Informed Americans are aware that ultra-leftist Green Party candidate Ralph Nader is in the Democrats' doghouse for capturing just enough votes in several key battleground states to tip the electoral college count to George W. Bush, thus depriving Al Gore of the presidency.
Not so widely known is the Libertarian Party's influence on last November's election. If Republicans have reason to cheer Nader's showing, then Democrats have cause to cheer the Libertarians. Without Libertarians the U.S. Senate would not be coming under Democratic control; it would be firmly in GOP hands, 51-48, even after Vermont Sen. James Jeffords' defection from the GOP.
Just as it's assumed that a large majority of Nader's votes would have gone to Gore if the Green Party hadn't been on the ballot, so it is that Republican incumbents - John Ensign in Nevada and Slade Gorton in Washington state - would still be in the Senate had Libertarians not been on the ballot. In both states the Libertarian candidates won far more votes than the GOP incumbents' losing margin.
The Libertarians also made a difference in New Mexico's presidential vote. Gore carried that state by a razor-thin 366 votes. But Bush, says pollsters, could easily have made up those votes and then some if Libertarian presidential candidate Harry Browne hadn't attracted 2,058 votes.
The Libertarians' showing has prompted Republican strategists to key much of their 2002 congressional campaign to limited government themes that appeal to Libertarians.
The challenge to Republicans will be to reconcile the Libertarian wing of the party with its social and religious wing. That will be tough.

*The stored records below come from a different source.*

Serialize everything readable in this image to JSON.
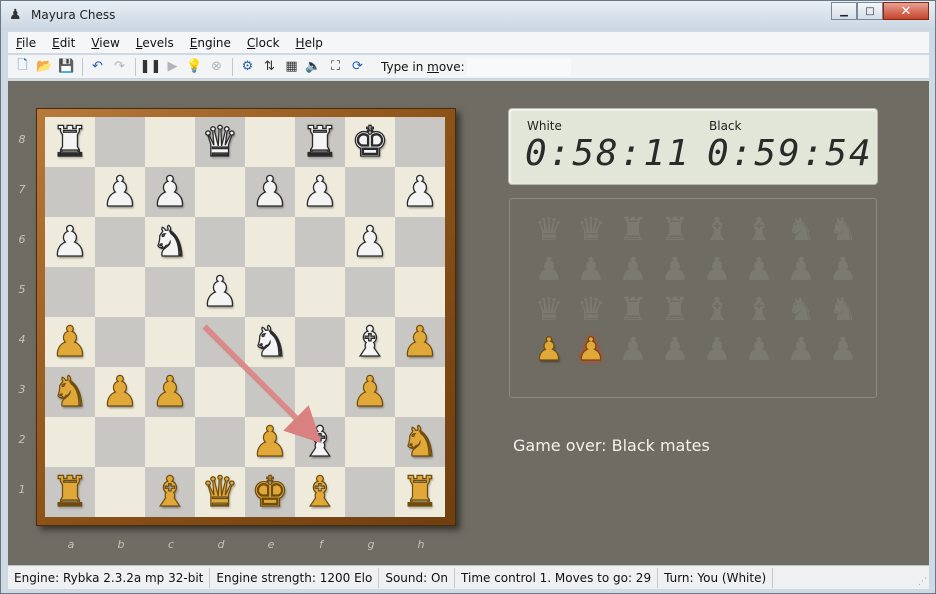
{
  "window": {
    "title": "Mayura Chess",
    "icon": "chess-pawn-icon"
  },
  "menu": [
    {
      "label": "File",
      "u": "F",
      "rest": "ile"
    },
    {
      "label": "Edit",
      "u": "E",
      "rest": "dit"
    },
    {
      "label": "View",
      "u": "V",
      "rest": "iew"
    },
    {
      "label": "Levels",
      "u": "L",
      "rest": "evels"
    },
    {
      "label": "Engine",
      "u": "E",
      "rest": "ngine"
    },
    {
      "label": "Clock",
      "u": "C",
      "rest": "lock"
    },
    {
      "label": "Help",
      "u": "H",
      "rest": "elp"
    }
  ],
  "toolbar": {
    "buttons": [
      "new-icon",
      "open-icon",
      "save-icon",
      "undo-icon",
      "redo-icon",
      "pause-icon",
      "play-icon",
      "hint-bulb-icon",
      "stop-icon",
      "options-icon",
      "flip-board-icon",
      "board-setup-icon",
      "sound-icon",
      "fit-window-icon",
      "swap-sides-icon"
    ],
    "move_label_pre": "Type in ",
    "move_label_u": "m",
    "move_label_post": "ove:",
    "move_value": ""
  },
  "board": {
    "ranks": [
      "8",
      "7",
      "6",
      "5",
      "4",
      "3",
      "2",
      "1"
    ],
    "files": [
      "a",
      "b",
      "c",
      "d",
      "e",
      "f",
      "g",
      "h"
    ],
    "position": [
      [
        "bR",
        "",
        "",
        "bQ",
        "",
        "bR",
        "bK",
        ""
      ],
      [
        "",
        "bP",
        "bP",
        "",
        "bP",
        "bP",
        "",
        "bP"
      ],
      [
        "bP",
        "",
        "bN",
        "",
        "",
        "",
        "bP",
        ""
      ],
      [
        "",
        "",
        "",
        "bP",
        "",
        "",
        "",
        ""
      ],
      [
        "wP",
        "",
        "",
        "",
        "bN",
        "",
        "bB",
        "wP"
      ],
      [
        "wN",
        "wP",
        "wP",
        "",
        "",
        "",
        "wP",
        ""
      ],
      [
        "",
        "",
        "",
        "",
        "wP",
        "bB",
        "",
        "wN"
      ],
      [
        "wR",
        "",
        "wB",
        "wQ",
        "wK",
        "wB",
        "",
        "wR"
      ]
    ],
    "last_move_arrow": {
      "from": "d4",
      "to": "f2"
    }
  },
  "clock": {
    "white_label": "White",
    "black_label": "Black",
    "white_time": "0:58:11",
    "black_time": "0:59:54"
  },
  "captured": {
    "ghost_rows": [
      [
        "♛",
        "♛",
        "♜",
        "♜",
        "♝",
        "♝",
        "♞",
        "♞"
      ],
      [
        "♟",
        "♟",
        "♟",
        "♟",
        "♟",
        "♟",
        "♟",
        "♟"
      ],
      [
        "♛",
        "♛",
        "♜",
        "♜",
        "♝",
        "♝",
        "♞",
        "♞"
      ],
      [
        "♟",
        "♟",
        "♟",
        "♟",
        "♟",
        "♟",
        "♟",
        "♟"
      ]
    ],
    "white_captured": [
      "wP",
      "wP"
    ],
    "highlighted_index": 1
  },
  "game_status": "Game over: Black mates",
  "statusbar": {
    "engine": "Engine: Rybka 2.3.2a mp 32-bit",
    "strength": "Engine strength: 1200 Elo",
    "sound": "Sound: On",
    "time_control": "Time control 1. Moves to go: 29",
    "turn": "Turn: You (White)"
  },
  "colors": {
    "background": "#6f6d63",
    "light_square": "#efebdc",
    "dark_square": "#c9c7c3",
    "white_piece": "#e0a838",
    "black_piece": "#f4f4f4",
    "arrow": "#d98080"
  }
}
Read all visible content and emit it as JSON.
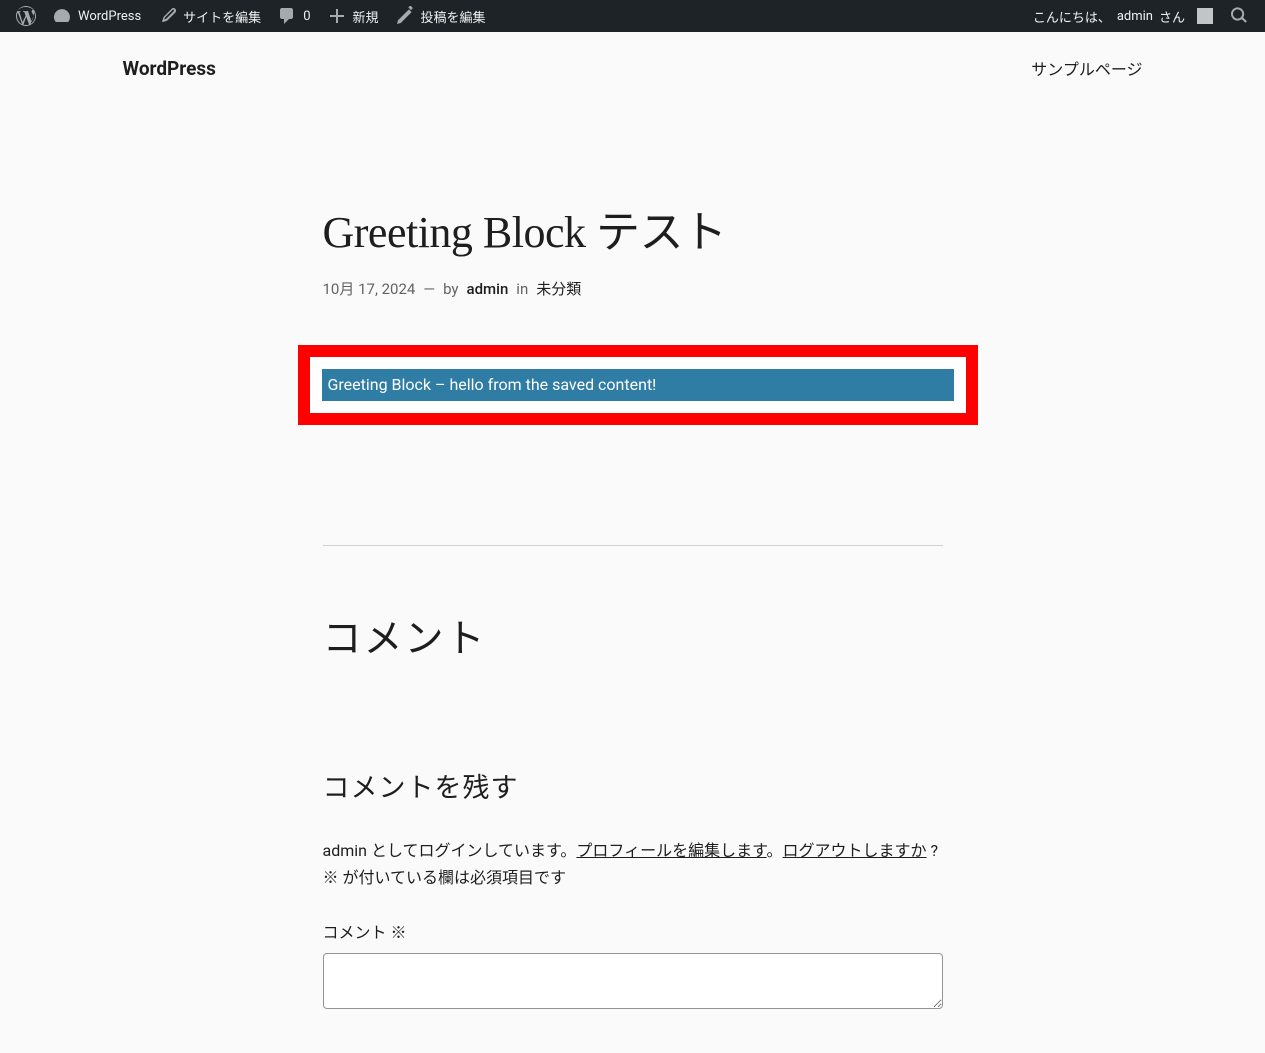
{
  "adminbar": {
    "wordpress_label": "WordPress",
    "edit_site_label": "サイトを編集",
    "comments_count": "0",
    "new_label": "新規",
    "edit_post_label": "投稿を編集",
    "greeting_prefix": "こんにちは、",
    "username": "admin",
    "greeting_suffix": " さん"
  },
  "header": {
    "site_title": "WordPress",
    "nav_sample_page": "サンプルページ"
  },
  "post": {
    "title": "Greeting Block テスト",
    "date": "10月 17, 2024",
    "separator": "—",
    "by_label": "by",
    "author": "admin",
    "in_label": "in",
    "category": "未分類"
  },
  "greeting": {
    "text": "Greeting Block – hello from the saved content!"
  },
  "comments": {
    "heading": "コメント",
    "leave_reply": "コメントを残す",
    "logged_in_prefix": "admin としてログインしています。",
    "edit_profile": "プロフィールを編集します",
    "period": "。",
    "logout": "ログアウトしますか",
    "required_note": " ? ※ が付いている欄は必須項目です",
    "comment_label": "コメント ※"
  }
}
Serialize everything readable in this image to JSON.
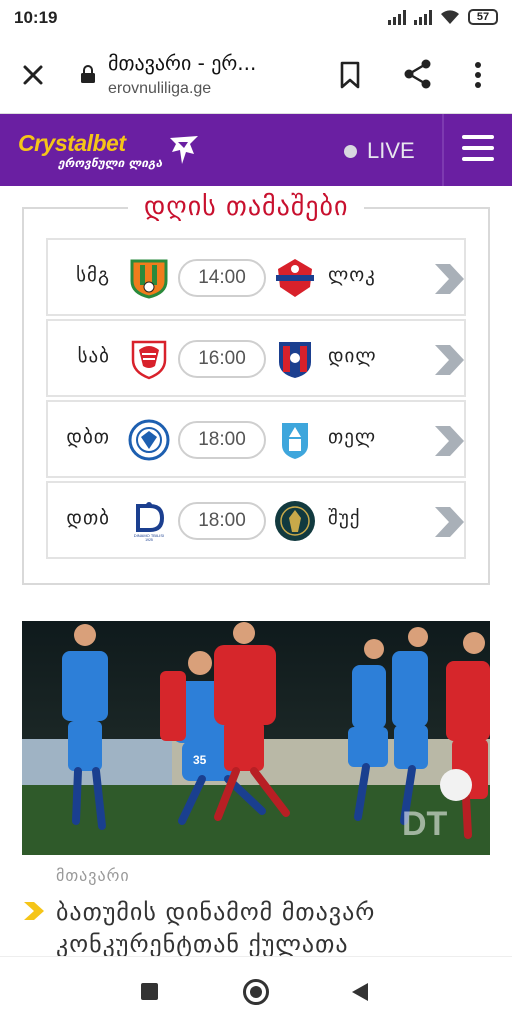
{
  "status_bar": {
    "time": "10:19",
    "battery": "57"
  },
  "browser": {
    "page_title": "მთავარი - ერ...",
    "url": "erovnuliliga.ge"
  },
  "site_header": {
    "brand": "Crystalbet",
    "brand_sub": "ეროვნული ლიგა",
    "live_label": "LIVE",
    "colors": {
      "primary": "#6a1fa2",
      "brand_yellow": "#f5c518"
    }
  },
  "matches": {
    "title": "დღის თამაშები",
    "rows": [
      {
        "home": "სმგ",
        "time": "14:00",
        "away": "ლოკ"
      },
      {
        "home": "საბ",
        "time": "16:00",
        "away": "დილ"
      },
      {
        "home": "დბთ",
        "time": "18:00",
        "away": "თელ"
      },
      {
        "home": "დთბ",
        "time": "18:00",
        "away": "შუქ"
      }
    ]
  },
  "news": {
    "category": "მთავარი",
    "headline": "ბათუმის დინამომ მთავარ კონკურენტთან ქულათა",
    "image_text": {
      "player_number": "35",
      "crest_mark": "DT",
      "crest_name": "DINAMO TBILISI",
      "crest_year": "1925"
    }
  }
}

Many Libertarians perceive social and religious conservatives as judgmental busybodies who seek to impose their way of life on everyone else, while the conservatives often view libertarians as anything-goes Philistines with no religious or social values.